Web forms! I hate them. Why? Most of the time nobody replies.

Worse, you end up getting unwanted marketing literature.

Case in point: two IT vendors offered no other channel of contact other than a web form. Why they would do such a thing is beyond me. As a member of the press, I wanted to include their companies in an article. Yes, there was a general phone number but a) I prefer email and b) voicemails are often not replied to either. So I always want to email. But with a growing list of companies, that is problematic. They may have a sales email address, but getting a sales guy to reply to anything but a sales lead is a low percentage shot. Others have an info@ email address. But those communications seem to disappear into another dimension.

That leaves the web form. Firstly, you are required to add all sorts of information. They want your name, address, phone, email, country, age, demographics, which of their products you want, size of company, shoe size, on and on. You fill out all this unnecessary data, label it at the top as a media inquiry and what happens?
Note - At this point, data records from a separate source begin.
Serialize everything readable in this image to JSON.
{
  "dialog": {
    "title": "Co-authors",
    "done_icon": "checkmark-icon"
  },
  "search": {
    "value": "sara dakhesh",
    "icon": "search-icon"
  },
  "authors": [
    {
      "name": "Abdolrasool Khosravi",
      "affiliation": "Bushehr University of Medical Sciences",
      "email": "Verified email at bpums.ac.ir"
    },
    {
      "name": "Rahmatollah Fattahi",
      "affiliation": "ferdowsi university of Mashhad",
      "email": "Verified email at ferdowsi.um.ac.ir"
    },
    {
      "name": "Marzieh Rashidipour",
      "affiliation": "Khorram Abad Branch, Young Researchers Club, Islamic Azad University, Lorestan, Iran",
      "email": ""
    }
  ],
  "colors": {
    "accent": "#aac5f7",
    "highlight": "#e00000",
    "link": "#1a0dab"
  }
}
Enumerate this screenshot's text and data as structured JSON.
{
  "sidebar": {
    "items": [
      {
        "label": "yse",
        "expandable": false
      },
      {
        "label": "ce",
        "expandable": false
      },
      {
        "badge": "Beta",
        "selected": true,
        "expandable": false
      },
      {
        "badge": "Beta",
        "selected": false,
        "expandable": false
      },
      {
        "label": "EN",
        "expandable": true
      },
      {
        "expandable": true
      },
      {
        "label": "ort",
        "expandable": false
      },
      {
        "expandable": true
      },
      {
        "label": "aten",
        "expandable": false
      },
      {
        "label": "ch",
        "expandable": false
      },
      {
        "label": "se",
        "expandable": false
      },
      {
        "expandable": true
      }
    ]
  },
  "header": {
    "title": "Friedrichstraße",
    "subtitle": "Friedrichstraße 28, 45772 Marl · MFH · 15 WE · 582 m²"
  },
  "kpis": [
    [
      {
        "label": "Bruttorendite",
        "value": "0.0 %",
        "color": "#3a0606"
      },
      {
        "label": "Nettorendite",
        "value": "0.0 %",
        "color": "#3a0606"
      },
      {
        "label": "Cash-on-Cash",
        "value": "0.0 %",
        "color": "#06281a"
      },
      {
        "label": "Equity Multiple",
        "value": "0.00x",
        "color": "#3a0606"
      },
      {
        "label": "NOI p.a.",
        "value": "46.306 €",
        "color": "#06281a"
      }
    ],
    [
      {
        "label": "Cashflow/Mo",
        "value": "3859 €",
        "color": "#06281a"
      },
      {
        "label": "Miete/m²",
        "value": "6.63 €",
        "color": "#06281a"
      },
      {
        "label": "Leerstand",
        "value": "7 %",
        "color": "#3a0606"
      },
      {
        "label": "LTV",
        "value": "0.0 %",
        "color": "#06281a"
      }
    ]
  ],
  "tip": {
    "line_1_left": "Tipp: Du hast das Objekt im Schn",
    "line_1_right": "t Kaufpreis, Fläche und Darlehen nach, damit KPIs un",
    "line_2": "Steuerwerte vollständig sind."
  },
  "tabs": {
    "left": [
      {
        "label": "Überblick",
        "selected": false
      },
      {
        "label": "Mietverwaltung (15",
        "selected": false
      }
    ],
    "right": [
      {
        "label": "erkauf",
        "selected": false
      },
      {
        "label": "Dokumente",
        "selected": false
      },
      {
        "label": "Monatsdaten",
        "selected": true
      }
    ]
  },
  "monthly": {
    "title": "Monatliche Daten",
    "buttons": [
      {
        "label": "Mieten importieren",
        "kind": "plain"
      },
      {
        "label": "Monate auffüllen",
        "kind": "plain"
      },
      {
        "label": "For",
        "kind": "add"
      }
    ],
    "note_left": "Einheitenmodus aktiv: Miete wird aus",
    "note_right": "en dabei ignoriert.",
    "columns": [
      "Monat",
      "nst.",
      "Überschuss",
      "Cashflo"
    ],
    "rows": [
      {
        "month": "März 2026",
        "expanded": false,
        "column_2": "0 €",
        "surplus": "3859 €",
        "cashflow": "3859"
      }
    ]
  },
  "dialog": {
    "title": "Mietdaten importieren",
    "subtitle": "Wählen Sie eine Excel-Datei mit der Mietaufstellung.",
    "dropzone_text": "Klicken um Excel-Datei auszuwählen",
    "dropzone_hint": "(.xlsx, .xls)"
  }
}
For the two companies in question – no reply. One not only ignored the inquiry but added me to its marketing mailing list. Now they send me spam about products I am never going to buy.

Clearly, no one is responsible for these web forms in about 50% of companies. That makes them a liability. Try filling in the web form for your own company (or one you represent) and see if anyone responds. The best that is likely to happen is to be added to the marketing list.

Both companies in question failed to capitalize on an opportunity to appear in a magazine article. Yet I guarantee you that they are desperate to receive more coverage. They may even be paying a lot to try to generate good PR. Yet simple basics like responding to web forms may be cutting their throats.

Points to address:

  1. Fill out your own web form (or ask a friend to do it) and see if anyone replies.
  2. Send an email to your info@companyname.com email address and see if anyone replies.
  3. Make someone responsible to respond in a timely fashion to both.
  4. Put an email address at the top of every press release so it is easy to contact you.